*** Block opens ***
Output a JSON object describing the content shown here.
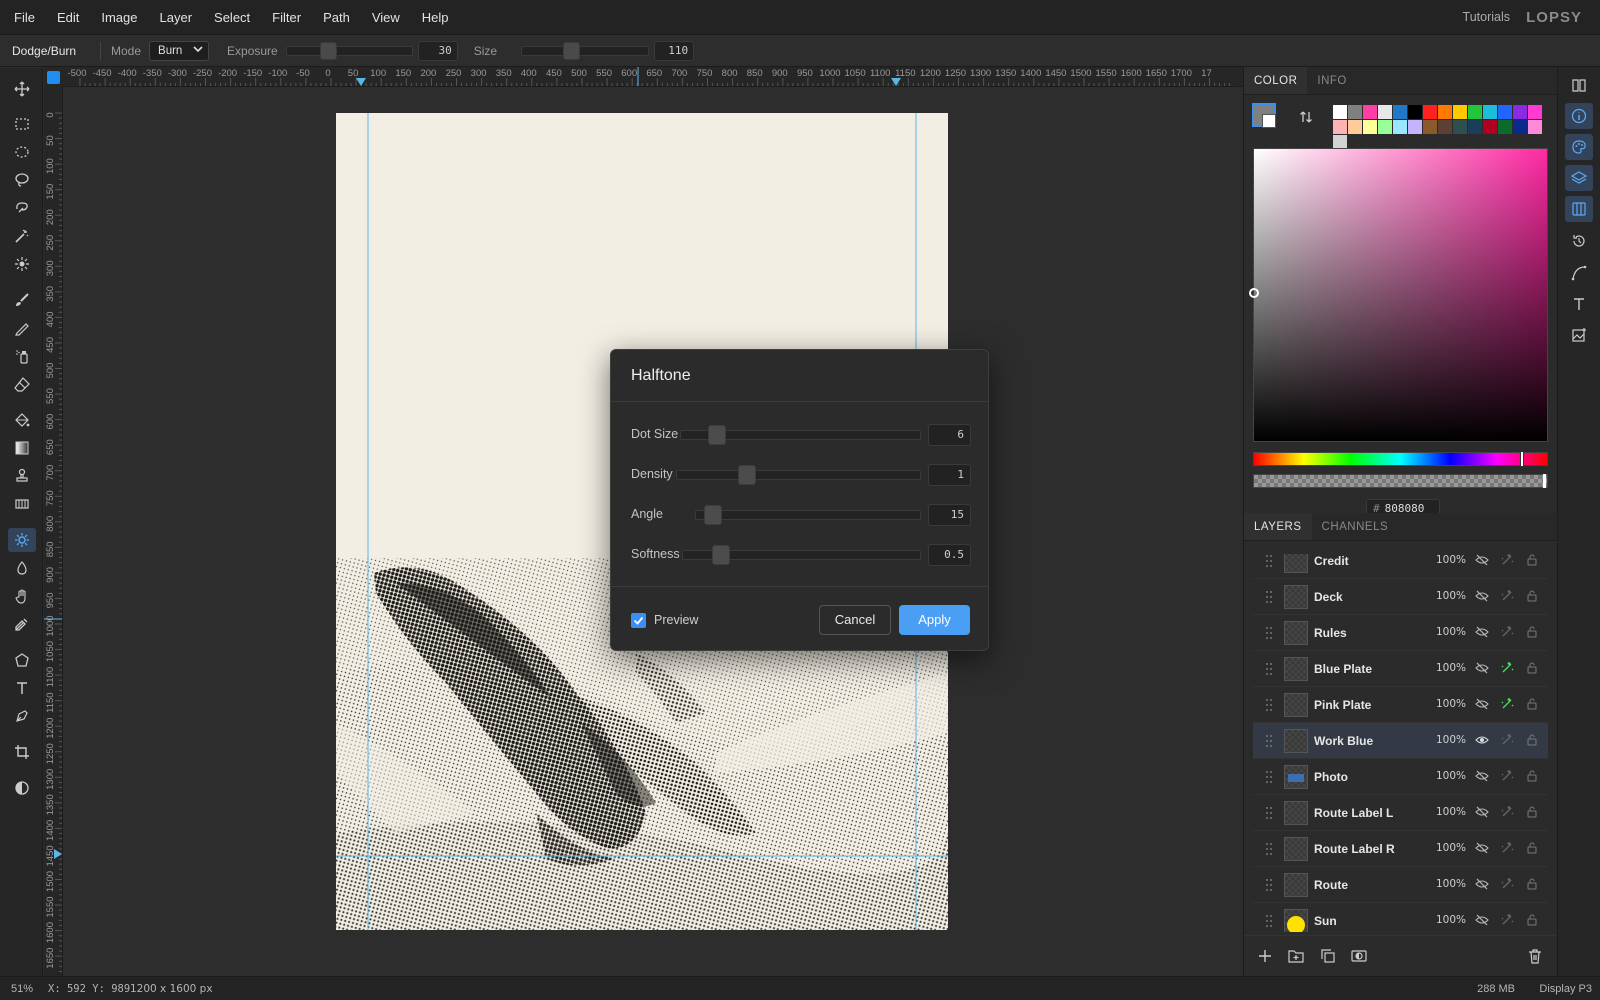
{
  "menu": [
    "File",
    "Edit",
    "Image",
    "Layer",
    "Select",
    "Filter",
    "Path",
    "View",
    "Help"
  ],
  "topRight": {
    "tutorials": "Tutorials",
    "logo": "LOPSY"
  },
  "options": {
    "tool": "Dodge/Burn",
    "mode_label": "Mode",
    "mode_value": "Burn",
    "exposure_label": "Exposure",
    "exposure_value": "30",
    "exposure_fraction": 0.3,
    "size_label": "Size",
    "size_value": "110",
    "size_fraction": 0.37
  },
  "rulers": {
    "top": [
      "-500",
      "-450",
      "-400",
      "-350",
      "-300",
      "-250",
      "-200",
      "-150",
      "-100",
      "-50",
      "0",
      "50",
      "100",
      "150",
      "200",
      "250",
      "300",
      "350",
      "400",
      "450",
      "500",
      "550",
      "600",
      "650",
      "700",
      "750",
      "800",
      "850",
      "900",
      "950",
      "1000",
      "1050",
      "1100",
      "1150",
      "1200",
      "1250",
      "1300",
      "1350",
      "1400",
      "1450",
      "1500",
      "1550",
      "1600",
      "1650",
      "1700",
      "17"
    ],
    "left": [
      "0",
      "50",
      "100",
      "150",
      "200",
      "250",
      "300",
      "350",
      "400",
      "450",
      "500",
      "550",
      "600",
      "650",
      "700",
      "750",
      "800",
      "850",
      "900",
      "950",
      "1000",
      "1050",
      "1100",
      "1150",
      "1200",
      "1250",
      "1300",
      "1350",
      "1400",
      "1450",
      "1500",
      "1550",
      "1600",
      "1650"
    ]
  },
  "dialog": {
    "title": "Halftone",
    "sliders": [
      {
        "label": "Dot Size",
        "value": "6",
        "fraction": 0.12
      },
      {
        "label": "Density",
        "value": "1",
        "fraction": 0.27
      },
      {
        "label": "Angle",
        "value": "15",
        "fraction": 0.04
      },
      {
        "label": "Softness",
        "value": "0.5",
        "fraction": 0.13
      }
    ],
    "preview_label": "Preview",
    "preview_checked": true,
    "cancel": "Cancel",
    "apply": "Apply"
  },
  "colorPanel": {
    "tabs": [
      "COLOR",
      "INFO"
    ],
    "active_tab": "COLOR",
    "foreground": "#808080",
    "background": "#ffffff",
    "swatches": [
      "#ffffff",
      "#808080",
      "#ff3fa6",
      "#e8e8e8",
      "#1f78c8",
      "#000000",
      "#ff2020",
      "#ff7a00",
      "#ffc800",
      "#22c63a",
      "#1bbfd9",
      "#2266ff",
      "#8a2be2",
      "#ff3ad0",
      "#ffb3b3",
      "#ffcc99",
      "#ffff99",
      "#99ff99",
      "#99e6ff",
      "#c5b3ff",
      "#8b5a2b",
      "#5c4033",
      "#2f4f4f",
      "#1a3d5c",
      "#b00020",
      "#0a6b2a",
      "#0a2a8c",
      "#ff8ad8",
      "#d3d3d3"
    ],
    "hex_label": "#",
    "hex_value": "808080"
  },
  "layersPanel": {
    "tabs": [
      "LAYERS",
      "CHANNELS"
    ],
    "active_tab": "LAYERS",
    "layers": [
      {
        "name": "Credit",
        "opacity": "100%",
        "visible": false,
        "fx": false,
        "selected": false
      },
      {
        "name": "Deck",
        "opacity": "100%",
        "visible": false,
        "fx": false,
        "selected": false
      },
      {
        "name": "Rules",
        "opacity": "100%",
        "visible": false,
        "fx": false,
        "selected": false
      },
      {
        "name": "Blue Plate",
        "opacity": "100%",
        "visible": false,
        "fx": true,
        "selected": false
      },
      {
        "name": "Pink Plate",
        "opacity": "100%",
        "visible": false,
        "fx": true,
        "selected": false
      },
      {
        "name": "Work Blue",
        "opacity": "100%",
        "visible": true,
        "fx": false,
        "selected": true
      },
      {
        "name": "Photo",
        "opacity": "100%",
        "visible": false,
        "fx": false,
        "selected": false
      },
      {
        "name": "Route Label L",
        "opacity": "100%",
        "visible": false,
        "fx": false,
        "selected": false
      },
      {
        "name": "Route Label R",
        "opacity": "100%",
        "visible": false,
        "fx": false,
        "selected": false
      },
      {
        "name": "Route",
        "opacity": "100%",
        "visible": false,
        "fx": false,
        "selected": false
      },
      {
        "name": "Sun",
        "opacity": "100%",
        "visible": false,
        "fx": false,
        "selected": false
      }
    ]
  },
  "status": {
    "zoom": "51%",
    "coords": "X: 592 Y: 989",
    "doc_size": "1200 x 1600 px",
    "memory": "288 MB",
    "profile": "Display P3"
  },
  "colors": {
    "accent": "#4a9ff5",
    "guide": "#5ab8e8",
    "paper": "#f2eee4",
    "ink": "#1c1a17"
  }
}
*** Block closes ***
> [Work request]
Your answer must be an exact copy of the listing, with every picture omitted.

> [Task solution]
Output a JSON object describing the content shown here.
{
  "menu": [
    "File",
    "Edit",
    "Image",
    "Layer",
    "Select",
    "Filter",
    "Path",
    "View",
    "Help"
  ],
  "topRight": {
    "tutorials": "Tutorials",
    "logo": "LOPSY"
  },
  "options": {
    "tool": "Dodge/Burn",
    "mode_label": "Mode",
    "mode_value": "Burn",
    "exposure_label": "Exposure",
    "exposure_value": "30",
    "exposure_fraction": 0.3,
    "size_label": "Size",
    "size_value": "110",
    "size_fraction": 0.37
  },
  "rulers": {
    "top": [
      "-500",
      "-450",
      "-400",
      "-350",
      "-300",
      "-250",
      "-200",
      "-150",
      "-100",
      "-50",
      "0",
      "50",
      "100",
      "150",
      "200",
      "250",
      "300",
      "350",
      "400",
      "450",
      "500",
      "550",
      "600",
      "650",
      "700",
      "750",
      "800",
      "850",
      "900",
      "950",
      "1000",
      "1050",
      "1100",
      "1150",
      "1200",
      "1250",
      "1300",
      "1350",
      "1400",
      "1450",
      "1500",
      "1550",
      "1600",
      "1650",
      "1700",
      "17"
    ],
    "left": [
      "0",
      "50",
      "100",
      "150",
      "200",
      "250",
      "300",
      "350",
      "400",
      "450",
      "500",
      "550",
      "600",
      "650",
      "700",
      "750",
      "800",
      "850",
      "900",
      "950",
      "1000",
      "1050",
      "1100",
      "1150",
      "1200",
      "1250",
      "1300",
      "1350",
      "1400",
      "1450",
      "1500",
      "1550",
      "1600",
      "1650"
    ]
  },
  "dialog": {
    "title": "Halftone",
    "sliders": [
      {
        "label": "Dot Size",
        "value": "6",
        "fraction": 0.12
      },
      {
        "label": "Density",
        "value": "1",
        "fraction": 0.27
      },
      {
        "label": "Angle",
        "value": "15",
        "fraction": 0.04
      },
      {
        "label": "Softness",
        "value": "0.5",
        "fraction": 0.13
      }
    ],
    "preview_label": "Preview",
    "preview_checked": true,
    "cancel": "Cancel",
    "apply": "Apply"
  },
  "colorPanel": {
    "tabs": [
      "COLOR",
      "INFO"
    ],
    "active_tab": "COLOR",
    "foreground": "#808080",
    "background": "#ffffff",
    "swatches": [
      "#ffffff",
      "#808080",
      "#ff3fa6",
      "#e8e8e8",
      "#1f78c8",
      "#000000",
      "#ff2020",
      "#ff7a00",
      "#ffc800",
      "#22c63a",
      "#1bbfd9",
      "#2266ff",
      "#8a2be2",
      "#ff3ad0",
      "#ffb3b3",
      "#ffcc99",
      "#ffff99",
      "#99ff99",
      "#99e6ff",
      "#c5b3ff",
      "#8b5a2b",
      "#5c4033",
      "#2f4f4f",
      "#1a3d5c",
      "#b00020",
      "#0a6b2a",
      "#0a2a8c",
      "#ff8ad8",
      "#d3d3d3"
    ],
    "hex_label": "#",
    "hex_value": "808080"
  },
  "layersPanel": {
    "tabs": [
      "LAYERS",
      "CHANNELS"
    ],
    "active_tab": "LAYERS",
    "layers": [
      {
        "name": "Credit",
        "opacity": "100%",
        "visible": false,
        "fx": false,
        "selected": false
      },
      {
        "name": "Deck",
        "opacity": "100%",
        "visible": false,
        "fx": false,
        "selected": false
      },
      {
        "name": "Rules",
        "opacity": "100%",
        "visible": false,
        "fx": false,
        "selected": false
      },
      {
        "name": "Blue Plate",
        "opacity": "100%",
        "visible": false,
        "fx": true,
        "selected": false
      },
      {
        "name": "Pink Plate",
        "opacity": "100%",
        "visible": false,
        "fx": true,
        "selected": false
      },
      {
        "name": "Work Blue",
        "opacity": "100%",
        "visible": true,
        "fx": false,
        "selected": true
      },
      {
        "name": "Photo",
        "opacity": "100%",
        "visible": false,
        "fx": false,
        "selected": false
      },
      {
        "name": "Route Label L",
        "opacity": "100%",
        "visible": false,
        "fx": false,
        "selected": false
      },
      {
        "name": "Route Label R",
        "opacity": "100%",
        "visible": false,
        "fx": false,
        "selected": false
      },
      {
        "name": "Route",
        "opacity": "100%",
        "visible": false,
        "fx": false,
        "selected": false
      },
      {
        "name": "Sun",
        "opacity": "100%",
        "visible": false,
        "fx": false,
        "selected": false
      }
    ]
  },
  "status": {
    "zoom": "51%",
    "coords": "X: 592 Y: 989",
    "doc_size": "1200 x 1600 px",
    "memory": "288 MB",
    "profile": "Display P3"
  },
  "colors": {
    "accent": "#4a9ff5",
    "guide": "#5ab8e8",
    "paper": "#f2eee4",
    "ink": "#1c1a17"
  }
}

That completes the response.